# Directions
All of the records below are to be given again word for word, with the pictures removed.

# Information

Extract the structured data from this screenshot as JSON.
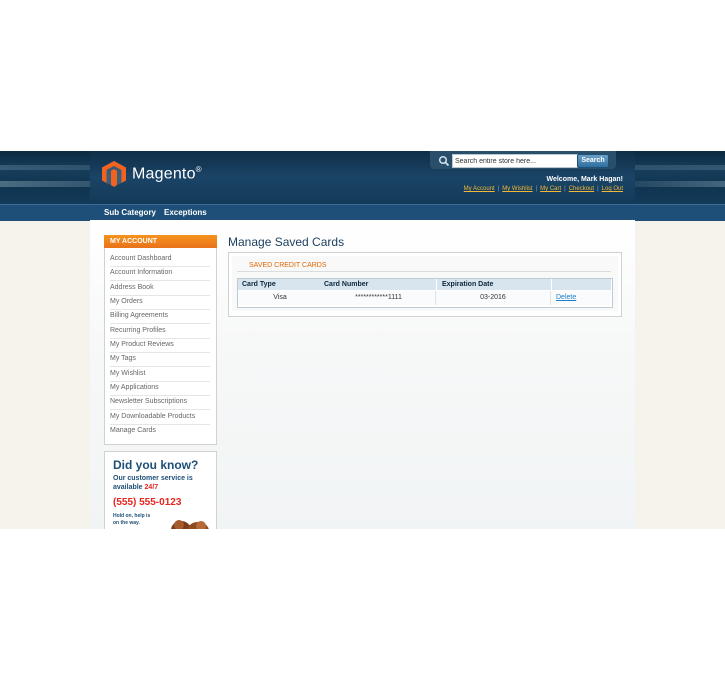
{
  "header": {
    "logo_text": "Magento",
    "logo_reg": "®",
    "search_placeholder": "Search entire store here...",
    "search_button": "Search",
    "welcome": "Welcome, Mark Hagan!",
    "links": [
      "My Account",
      "My Wishlist",
      "My Cart",
      "Checkout",
      "Log Out"
    ]
  },
  "nav": {
    "items": [
      "Sub Category",
      "Exceptions"
    ]
  },
  "sidebar": {
    "title": "MY ACCOUNT",
    "items": [
      "Account Dashboard",
      "Account Information",
      "Address Book",
      "My Orders",
      "Billing Agreements",
      "Recurring Profiles",
      "My Product Reviews",
      "My Tags",
      "My Wishlist",
      "My Applications",
      "Newsletter Subscriptions",
      "My Downloadable Products",
      "Manage Cards"
    ]
  },
  "promo": {
    "title": "Did you know?",
    "line1": "Our customer service is",
    "line2_prefix": "available ",
    "line2_highlight": "24/7",
    "phone": "(555) 555-0123",
    "hold1": "Hold on, help is",
    "hold2": "on the way."
  },
  "main": {
    "page_title": "Manage Saved Cards",
    "section_title": "SAVED CREDIT CARDS",
    "table": {
      "headers": [
        "Card Type",
        "Card Number",
        "Expiration Date",
        ""
      ],
      "rows": [
        {
          "type": "Visa",
          "number": "************1111",
          "expiration": "03-2016",
          "action": "Delete"
        }
      ]
    }
  },
  "colors": {
    "accent_orange": "#e8721a",
    "brand_navy": "#1d4f77",
    "link_blue": "#1e7ec8",
    "header_link": "#f3b83a"
  }
}
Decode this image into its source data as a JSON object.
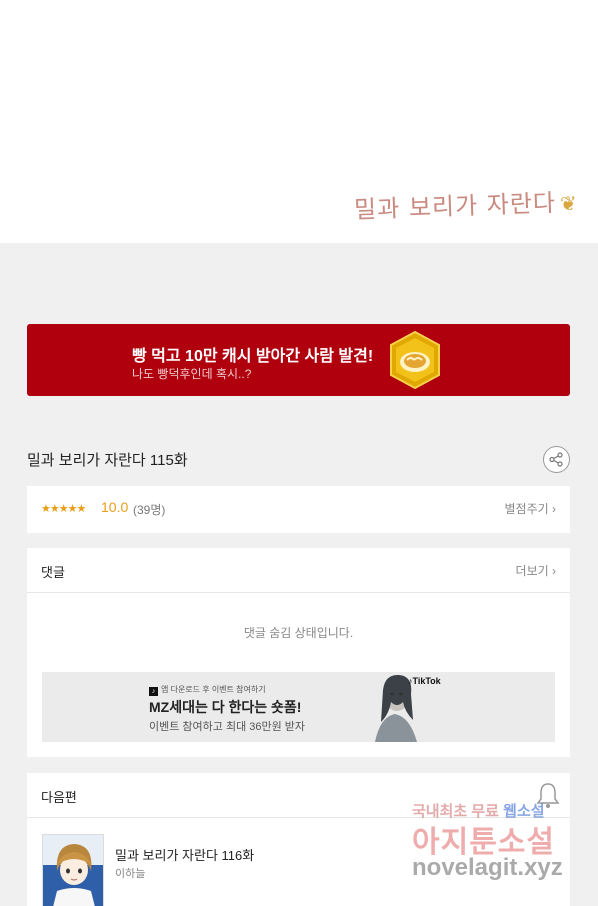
{
  "viewer": {
    "end_signature": "밀과 보리가 자란다",
    "end_signature_icon": "wheat-sprig-icon"
  },
  "promo_banner": {
    "title": "빵 먹고 10만 캐시 받아간 사람 발견!",
    "subtitle": "나도 빵덕후인데 혹시..?",
    "background": "#b0000e",
    "icon": "bread-coin-icon"
  },
  "episode": {
    "title": "밀과 보리가 자란다 115화",
    "share_icon": "share-icon"
  },
  "rating": {
    "stars": "★★★★★",
    "score": "10.0",
    "count": "(39명)",
    "rate_link": "별점주기",
    "accent": "#ea9e17"
  },
  "comments": {
    "header": "댓글",
    "more_link": "더보기",
    "hidden_message": "댓글 숨김 상태입니다."
  },
  "ad": {
    "top_line": "앱 다운로드 후 이벤트 참여하기",
    "title": "MZ세대는 다 한다는 숏폼!",
    "subtitle": "이벤트 참여하고 최대 36만원 받자",
    "brand": "TikTok"
  },
  "next_episode": {
    "header": "다음편",
    "title": "밀과 보리가 자란다 116화",
    "author": "이하늘",
    "bell_icon": "bell-icon"
  },
  "watermark": {
    "line1_prefix": "국내최초 무료",
    "line1_highlight": "웹소설",
    "line2": "아지툰소설",
    "line3": "novelagit.xyz"
  }
}
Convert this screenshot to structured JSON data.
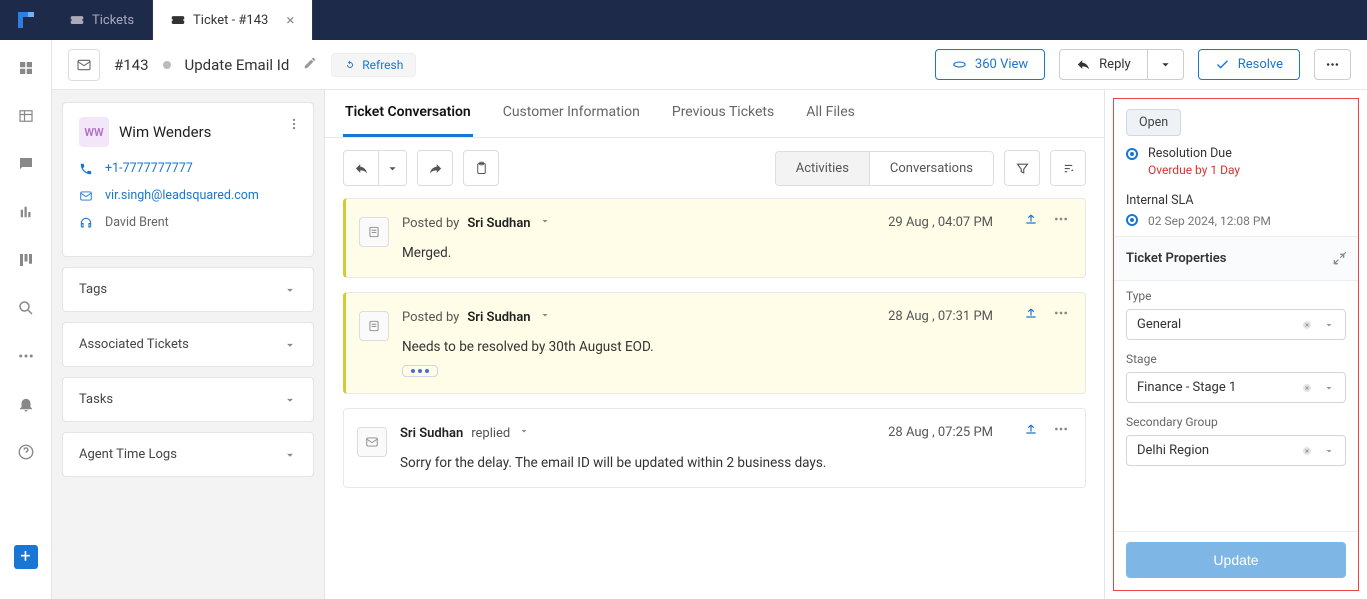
{
  "tabs": {
    "list": {
      "label": "Tickets"
    },
    "detail": {
      "label": "Ticket - #143"
    }
  },
  "header": {
    "id": "#143",
    "title": "Update Email Id",
    "refresh": "Refresh",
    "view360": "360 View",
    "reply": "Reply",
    "resolve": "Resolve"
  },
  "customer": {
    "initials": "WW",
    "name": "Wim Wenders",
    "phone": "+1-7777777777",
    "email": "vir.singh@leadsquared.com",
    "owner": "David Brent"
  },
  "sidebar_sections": {
    "tags": "Tags",
    "assoc": "Associated Tickets",
    "tasks": "Tasks",
    "timelogs": "Agent Time Logs"
  },
  "detail_tabs": {
    "conv": "Ticket Conversation",
    "cust": "Customer Information",
    "prev": "Previous Tickets",
    "files": "All Files"
  },
  "toolbar_seg": {
    "activities": "Activities",
    "conversations": "Conversations"
  },
  "messages": [
    {
      "kind": "note",
      "prefix": "Posted by",
      "author": "Sri Sudhan",
      "time": "29 Aug , 04:07 PM",
      "body": "Merged.",
      "ellipsis": false
    },
    {
      "kind": "note",
      "prefix": "Posted by",
      "author": "Sri Sudhan",
      "time": "28 Aug , 07:31 PM",
      "body": "Needs to be resolved by 30th August EOD.",
      "ellipsis": true
    },
    {
      "kind": "reply",
      "prefix_after": "replied",
      "author": "Sri Sudhan",
      "time": "28 Aug , 07:25 PM",
      "body": "Sorry for the delay. The email ID will be updated within 2 business days.",
      "ellipsis": false
    }
  ],
  "props": {
    "status": "Open",
    "resolution_due_label": "Resolution Due",
    "resolution_due_sub": "Overdue by 1 Day",
    "internal_sla_label": "Internal SLA",
    "internal_sla_value": "02 Sep 2024, 12:08 PM",
    "section_title": "Ticket Properties",
    "fields": {
      "type": {
        "label": "Type",
        "value": "General"
      },
      "stage": {
        "label": "Stage",
        "value": "Finance - Stage 1"
      },
      "secgroup": {
        "label": "Secondary Group",
        "value": "Delhi Region"
      }
    },
    "update": "Update"
  }
}
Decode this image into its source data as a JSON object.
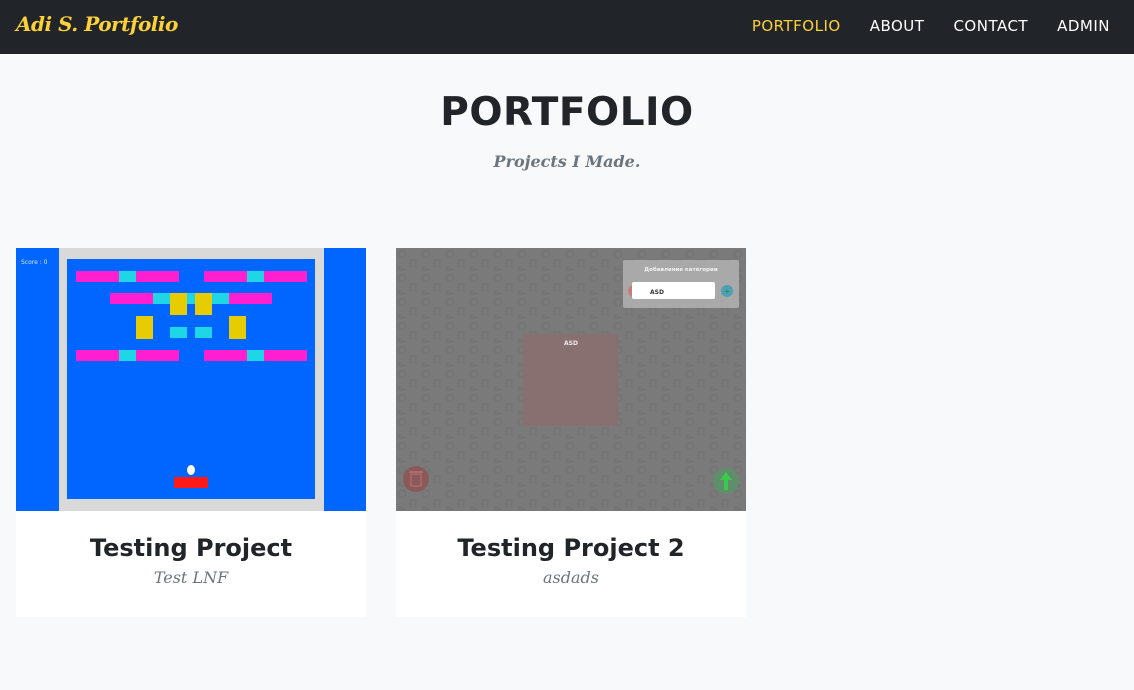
{
  "navbar": {
    "brand": "Adi S. Portfolio",
    "links": [
      {
        "label": "PORTFOLIO",
        "active": true
      },
      {
        "label": "ABOUT",
        "active": false
      },
      {
        "label": "CONTACT",
        "active": false
      },
      {
        "label": "ADMIN",
        "active": false
      }
    ]
  },
  "section": {
    "title": "PORTFOLIO",
    "subtitle": "Projects I Made."
  },
  "projects": [
    {
      "title": "Testing Project",
      "subtitle": "Test LNF",
      "thumbnail": {
        "score_text": "Score : 0"
      }
    },
    {
      "title": "Testing Project 2",
      "subtitle": "asdads",
      "thumbnail": {
        "dialog_title": "Добавление категории",
        "input_value": "ASD",
        "box_label": "ASD"
      }
    }
  ],
  "colors": {
    "navbar_bg": "#212529",
    "accent": "#fed136",
    "page_bg": "#f8f9fa",
    "muted_text": "#6c757d"
  }
}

# Result of this task
Extract the structured data from this screenshot as JSON.
{
  "header": {
    "logo_text": "Magento",
    "logo_reg": "®",
    "search_placeholder": "Search entire store here...",
    "search_button": "Search",
    "welcome": "Welcome, Mark Hagan!",
    "links": [
      "My Account",
      "My Wishlist",
      "My Cart",
      "Checkout",
      "Log Out"
    ]
  },
  "nav": {
    "items": [
      "Sub Category",
      "Exceptions"
    ]
  },
  "sidebar": {
    "title": "MY ACCOUNT",
    "items": [
      "Account Dashboard",
      "Account Information",
      "Address Book",
      "My Orders",
      "Billing Agreements",
      "Recurring Profiles",
      "My Product Reviews",
      "My Tags",
      "My Wishlist",
      "My Applications",
      "Newsletter Subscriptions",
      "My Downloadable Products",
      "Manage Cards"
    ]
  },
  "promo": {
    "title": "Did you know?",
    "line1": "Our customer service is",
    "line2_prefix": "available ",
    "line2_highlight": "24/7",
    "phone": "(555) 555-0123",
    "hold1": "Hold on, help is",
    "hold2": "on the way."
  },
  "main": {
    "page_title": "Manage Saved Cards",
    "section_title": "SAVED CREDIT CARDS",
    "table": {
      "headers": [
        "Card Type",
        "Card Number",
        "Expiration Date",
        ""
      ],
      "rows": [
        {
          "type": "Visa",
          "number": "************1111",
          "expiration": "03-2016",
          "action": "Delete"
        }
      ]
    }
  },
  "colors": {
    "accent_orange": "#e8721a",
    "brand_navy": "#1d4f77",
    "link_blue": "#1e7ec8",
    "header_link": "#f3b83a"
  }
}
Decode this image into its source data as a JSON object.
{
  "viewer": {
    "end_signature": "밀과 보리가 자란다",
    "end_signature_icon": "wheat-sprig-icon"
  },
  "promo_banner": {
    "title": "빵 먹고 10만 캐시 받아간 사람 발견!",
    "subtitle": "나도 빵덕후인데 혹시..?",
    "background": "#b0000e",
    "icon": "bread-coin-icon"
  },
  "episode": {
    "title": "밀과 보리가 자란다 115화",
    "share_icon": "share-icon"
  },
  "rating": {
    "stars": "★★★★★",
    "score": "10.0",
    "count": "(39명)",
    "rate_link": "별점주기",
    "accent": "#ea9e17"
  },
  "comments": {
    "header": "댓글",
    "more_link": "더보기",
    "hidden_message": "댓글 숨김 상태입니다."
  },
  "ad": {
    "top_line": "앱 다운로드 후 이벤트 참여하기",
    "title": "MZ세대는 다 한다는 숏폼!",
    "subtitle": "이벤트 참여하고 최대 36만원 받자",
    "brand": "TikTok"
  },
  "next_episode": {
    "header": "다음편",
    "title": "밀과 보리가 자란다 116화",
    "author": "이하늘",
    "bell_icon": "bell-icon"
  },
  "watermark": {
    "line1_prefix": "국내최초 무료",
    "line1_highlight": "웹소설",
    "line2": "아지툰소설",
    "line3": "novelagit.xyz"
  }
}
Convert this screenshot to structured JSON data.
{
  "tabs": {
    "list": {
      "label": "Tickets"
    },
    "detail": {
      "label": "Ticket - #143"
    }
  },
  "header": {
    "id": "#143",
    "title": "Update Email Id",
    "refresh": "Refresh",
    "view360": "360 View",
    "reply": "Reply",
    "resolve": "Resolve"
  },
  "customer": {
    "initials": "WW",
    "name": "Wim Wenders",
    "phone": "+1-7777777777",
    "email": "vir.singh@leadsquared.com",
    "owner": "David Brent"
  },
  "sidebar_sections": {
    "tags": "Tags",
    "assoc": "Associated Tickets",
    "tasks": "Tasks",
    "timelogs": "Agent Time Logs"
  },
  "detail_tabs": {
    "conv": "Ticket Conversation",
    "cust": "Customer Information",
    "prev": "Previous Tickets",
    "files": "All Files"
  },
  "toolbar_seg": {
    "activities": "Activities",
    "conversations": "Conversations"
  },
  "messages": [
    {
      "kind": "note",
      "prefix": "Posted by",
      "author": "Sri Sudhan",
      "time": "29 Aug , 04:07 PM",
      "body": "Merged.",
      "ellipsis": false
    },
    {
      "kind": "note",
      "prefix": "Posted by",
      "author": "Sri Sudhan",
      "time": "28 Aug , 07:31 PM",
      "body": "Needs to be resolved by 30th August EOD.",
      "ellipsis": true
    },
    {
      "kind": "reply",
      "prefix_after": "replied",
      "author": "Sri Sudhan",
      "time": "28 Aug , 07:25 PM",
      "body": "Sorry for the delay. The email ID will be updated within 2 business days.",
      "ellipsis": false
    }
  ],
  "props": {
    "status": "Open",
    "resolution_due_label": "Resolution Due",
    "resolution_due_sub": "Overdue by 1 Day",
    "internal_sla_label": "Internal SLA",
    "internal_sla_value": "02 Sep 2024, 12:08 PM",
    "section_title": "Ticket Properties",
    "fields": {
      "type": {
        "label": "Type",
        "value": "General"
      },
      "stage": {
        "label": "Stage",
        "value": "Finance - Stage 1"
      },
      "secgroup": {
        "label": "Secondary Group",
        "value": "Delhi Region"
      }
    },
    "update": "Update"
  }
}
Decode this image into its source data as a JSON object.
{
  "navbar": {
    "brand": "Adi S. Portfolio",
    "links": [
      {
        "label": "PORTFOLIO",
        "active": true
      },
      {
        "label": "ABOUT",
        "active": false
      },
      {
        "label": "CONTACT",
        "active": false
      },
      {
        "label": "ADMIN",
        "active": false
      }
    ]
  },
  "section": {
    "title": "PORTFOLIO",
    "subtitle": "Projects I Made."
  },
  "projects": [
    {
      "title": "Testing Project",
      "subtitle": "Test LNF",
      "thumbnail": {
        "score_text": "Score : 0"
      }
    },
    {
      "title": "Testing Project 2",
      "subtitle": "asdads",
      "thumbnail": {
        "dialog_title": "Добавление категории",
        "input_value": "ASD",
        "box_label": "ASD"
      }
    }
  ],
  "colors": {
    "navbar_bg": "#212529",
    "accent": "#fed136",
    "page_bg": "#f8f9fa",
    "muted_text": "#6c757d"
  }
}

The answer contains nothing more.